WORK ITEM: Exactly as written, print out each entry in the data, with no pictures.

Website and app data records:
*** Block opens ***

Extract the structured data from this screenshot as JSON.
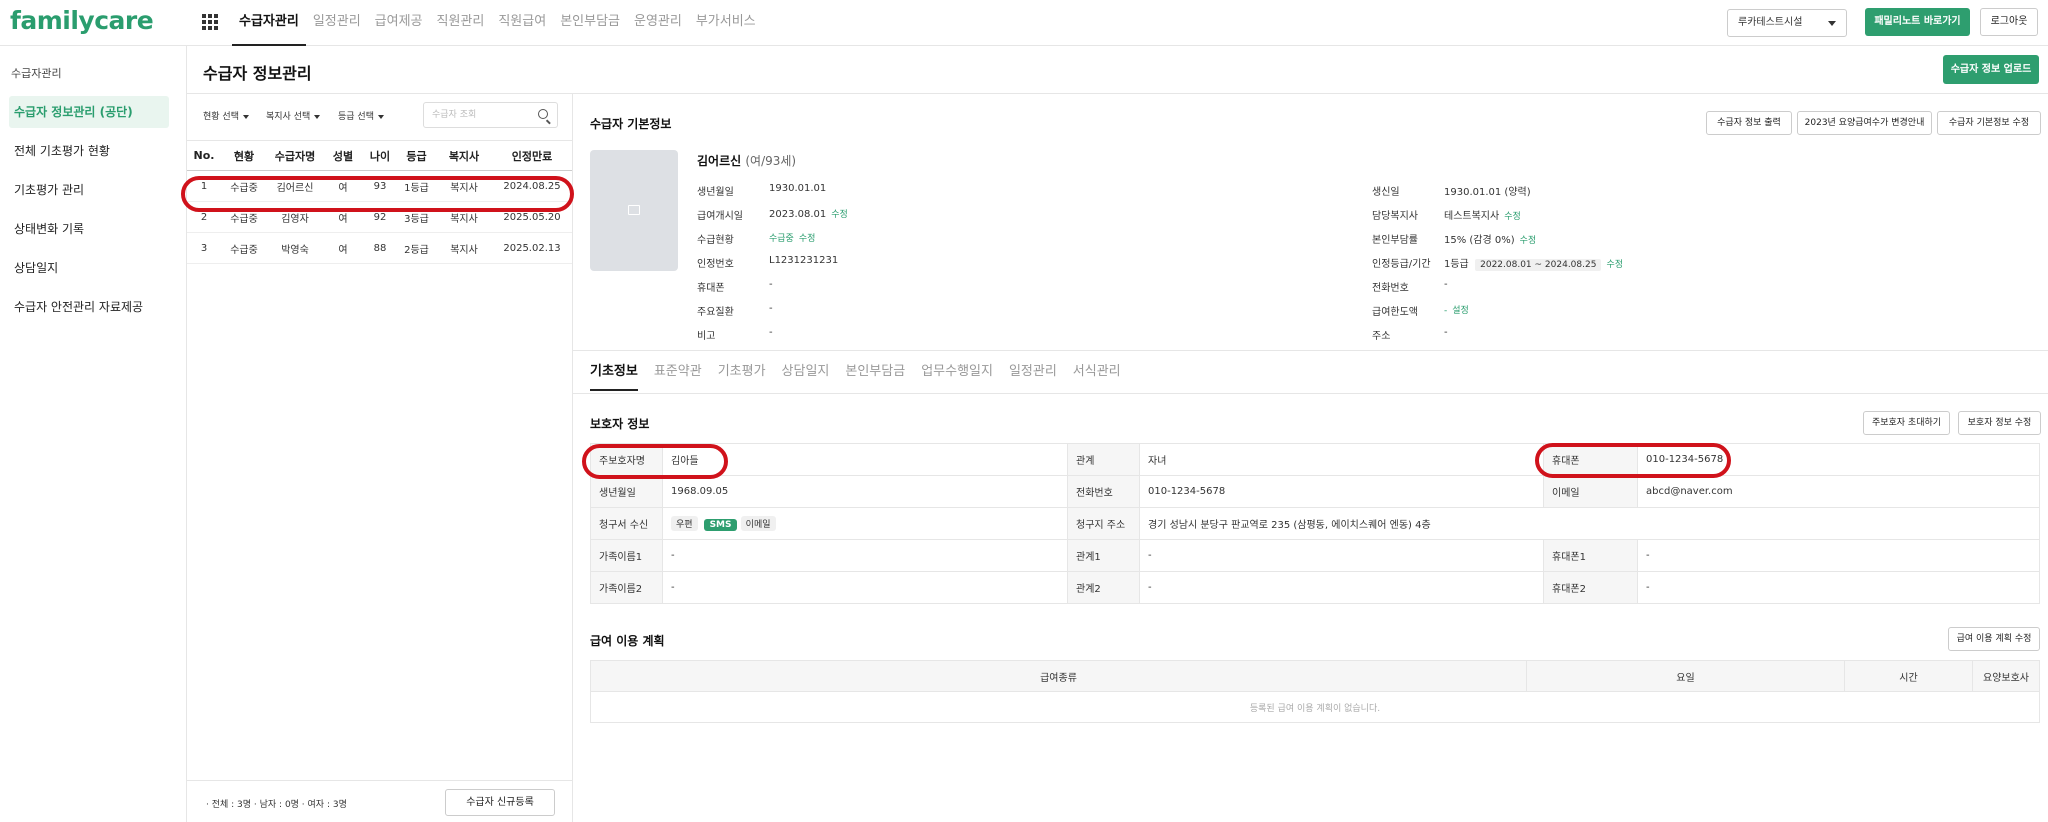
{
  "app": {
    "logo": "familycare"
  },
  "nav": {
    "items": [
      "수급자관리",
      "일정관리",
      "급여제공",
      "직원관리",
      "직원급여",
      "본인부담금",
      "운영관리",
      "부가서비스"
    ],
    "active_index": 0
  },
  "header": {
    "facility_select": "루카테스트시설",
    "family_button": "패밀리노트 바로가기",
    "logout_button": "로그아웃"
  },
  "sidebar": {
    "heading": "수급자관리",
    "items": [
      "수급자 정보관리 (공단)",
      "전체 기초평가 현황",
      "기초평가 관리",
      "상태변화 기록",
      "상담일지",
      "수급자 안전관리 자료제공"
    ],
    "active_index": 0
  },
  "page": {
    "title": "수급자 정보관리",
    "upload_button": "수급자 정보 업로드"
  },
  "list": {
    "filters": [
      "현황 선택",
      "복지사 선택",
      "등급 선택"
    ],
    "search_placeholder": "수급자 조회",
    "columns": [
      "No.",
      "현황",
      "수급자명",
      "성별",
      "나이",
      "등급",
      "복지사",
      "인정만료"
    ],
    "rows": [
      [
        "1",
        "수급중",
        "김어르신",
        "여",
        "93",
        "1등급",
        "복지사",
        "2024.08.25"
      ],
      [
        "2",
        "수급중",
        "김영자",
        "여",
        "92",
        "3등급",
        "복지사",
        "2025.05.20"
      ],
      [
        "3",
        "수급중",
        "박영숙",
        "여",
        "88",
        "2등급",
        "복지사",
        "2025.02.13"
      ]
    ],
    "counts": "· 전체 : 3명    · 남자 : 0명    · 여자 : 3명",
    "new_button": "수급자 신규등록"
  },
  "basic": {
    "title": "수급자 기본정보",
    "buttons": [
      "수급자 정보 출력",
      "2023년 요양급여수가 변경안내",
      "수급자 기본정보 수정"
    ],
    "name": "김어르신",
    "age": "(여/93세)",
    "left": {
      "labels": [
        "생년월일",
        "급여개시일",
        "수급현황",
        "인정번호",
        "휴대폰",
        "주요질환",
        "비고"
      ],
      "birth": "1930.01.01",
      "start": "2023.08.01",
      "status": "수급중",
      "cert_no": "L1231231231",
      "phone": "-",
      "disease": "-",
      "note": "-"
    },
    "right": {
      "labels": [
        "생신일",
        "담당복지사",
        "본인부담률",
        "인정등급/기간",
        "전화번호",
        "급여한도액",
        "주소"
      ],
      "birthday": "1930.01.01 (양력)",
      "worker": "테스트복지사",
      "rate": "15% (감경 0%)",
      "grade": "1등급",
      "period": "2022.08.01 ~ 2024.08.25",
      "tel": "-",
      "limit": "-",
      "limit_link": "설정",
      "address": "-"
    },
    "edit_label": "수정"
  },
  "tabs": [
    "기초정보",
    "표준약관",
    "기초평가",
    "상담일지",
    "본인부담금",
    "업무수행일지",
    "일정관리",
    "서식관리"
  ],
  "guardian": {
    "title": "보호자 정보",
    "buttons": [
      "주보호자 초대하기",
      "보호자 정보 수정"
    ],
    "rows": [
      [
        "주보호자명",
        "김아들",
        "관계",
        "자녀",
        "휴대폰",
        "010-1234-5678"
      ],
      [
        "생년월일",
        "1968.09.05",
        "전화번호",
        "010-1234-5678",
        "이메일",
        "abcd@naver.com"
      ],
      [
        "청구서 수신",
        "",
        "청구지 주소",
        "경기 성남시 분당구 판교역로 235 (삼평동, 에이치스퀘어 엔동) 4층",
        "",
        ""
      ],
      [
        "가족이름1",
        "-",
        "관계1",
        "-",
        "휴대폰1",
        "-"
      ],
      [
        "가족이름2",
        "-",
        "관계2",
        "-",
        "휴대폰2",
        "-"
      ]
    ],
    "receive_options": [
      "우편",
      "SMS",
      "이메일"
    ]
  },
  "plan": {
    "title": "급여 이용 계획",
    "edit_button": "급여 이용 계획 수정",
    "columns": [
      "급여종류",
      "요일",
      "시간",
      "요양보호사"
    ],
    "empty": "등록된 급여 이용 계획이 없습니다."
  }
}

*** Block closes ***

RESULT OF THE EXERCISE:
Extract the structured data from this screenshot as JSON.
{
  "app": {
    "logo": "familycare"
  },
  "nav": {
    "items": [
      "수급자관리",
      "일정관리",
      "급여제공",
      "직원관리",
      "직원급여",
      "본인부담금",
      "운영관리",
      "부가서비스"
    ],
    "active_index": 0
  },
  "header": {
    "facility_select": "루카테스트시설",
    "family_button": "패밀리노트 바로가기",
    "logout_button": "로그아웃"
  },
  "sidebar": {
    "heading": "수급자관리",
    "items": [
      "수급자 정보관리 (공단)",
      "전체 기초평가 현황",
      "기초평가 관리",
      "상태변화 기록",
      "상담일지",
      "수급자 안전관리 자료제공"
    ],
    "active_index": 0
  },
  "page": {
    "title": "수급자 정보관리",
    "upload_button": "수급자 정보 업로드"
  },
  "list": {
    "filters": [
      "현황 선택",
      "복지사 선택",
      "등급 선택"
    ],
    "search_placeholder": "수급자 조회",
    "columns": [
      "No.",
      "현황",
      "수급자명",
      "성별",
      "나이",
      "등급",
      "복지사",
      "인정만료"
    ],
    "rows": [
      [
        "1",
        "수급중",
        "김어르신",
        "여",
        "93",
        "1등급",
        "복지사",
        "2024.08.25"
      ],
      [
        "2",
        "수급중",
        "김영자",
        "여",
        "92",
        "3등급",
        "복지사",
        "2025.05.20"
      ],
      [
        "3",
        "수급중",
        "박영숙",
        "여",
        "88",
        "2등급",
        "복지사",
        "2025.02.13"
      ]
    ],
    "counts": "· 전체 : 3명    · 남자 : 0명    · 여자 : 3명",
    "new_button": "수급자 신규등록"
  },
  "basic": {
    "title": "수급자 기본정보",
    "buttons": [
      "수급자 정보 출력",
      "2023년 요양급여수가 변경안내",
      "수급자 기본정보 수정"
    ],
    "name": "김어르신",
    "age": "(여/93세)",
    "left": {
      "labels": [
        "생년월일",
        "급여개시일",
        "수급현황",
        "인정번호",
        "휴대폰",
        "주요질환",
        "비고"
      ],
      "birth": "1930.01.01",
      "start": "2023.08.01",
      "status": "수급중",
      "cert_no": "L1231231231",
      "phone": "-",
      "disease": "-",
      "note": "-"
    },
    "right": {
      "labels": [
        "생신일",
        "담당복지사",
        "본인부담률",
        "인정등급/기간",
        "전화번호",
        "급여한도액",
        "주소"
      ],
      "birthday": "1930.01.01 (양력)",
      "worker": "테스트복지사",
      "rate": "15% (감경 0%)",
      "grade": "1등급",
      "period": "2022.08.01 ~ 2024.08.25",
      "tel": "-",
      "limit": "-",
      "limit_link": "설정",
      "address": "-"
    },
    "edit_label": "수정"
  },
  "tabs": [
    "기초정보",
    "표준약관",
    "기초평가",
    "상담일지",
    "본인부담금",
    "업무수행일지",
    "일정관리",
    "서식관리"
  ],
  "guardian": {
    "title": "보호자 정보",
    "buttons": [
      "주보호자 초대하기",
      "보호자 정보 수정"
    ],
    "rows": [
      [
        "주보호자명",
        "김아들",
        "관계",
        "자녀",
        "휴대폰",
        "010-1234-5678"
      ],
      [
        "생년월일",
        "1968.09.05",
        "전화번호",
        "010-1234-5678",
        "이메일",
        "abcd@naver.com"
      ],
      [
        "청구서 수신",
        "",
        "청구지 주소",
        "경기 성남시 분당구 판교역로 235 (삼평동, 에이치스퀘어 엔동) 4층",
        "",
        ""
      ],
      [
        "가족이름1",
        "-",
        "관계1",
        "-",
        "휴대폰1",
        "-"
      ],
      [
        "가족이름2",
        "-",
        "관계2",
        "-",
        "휴대폰2",
        "-"
      ]
    ],
    "receive_options": [
      "우편",
      "SMS",
      "이메일"
    ]
  },
  "plan": {
    "title": "급여 이용 계획",
    "edit_button": "급여 이용 계획 수정",
    "columns": [
      "급여종류",
      "요일",
      "시간",
      "요양보호사"
    ],
    "empty": "등록된 급여 이용 계획이 없습니다."
  }
}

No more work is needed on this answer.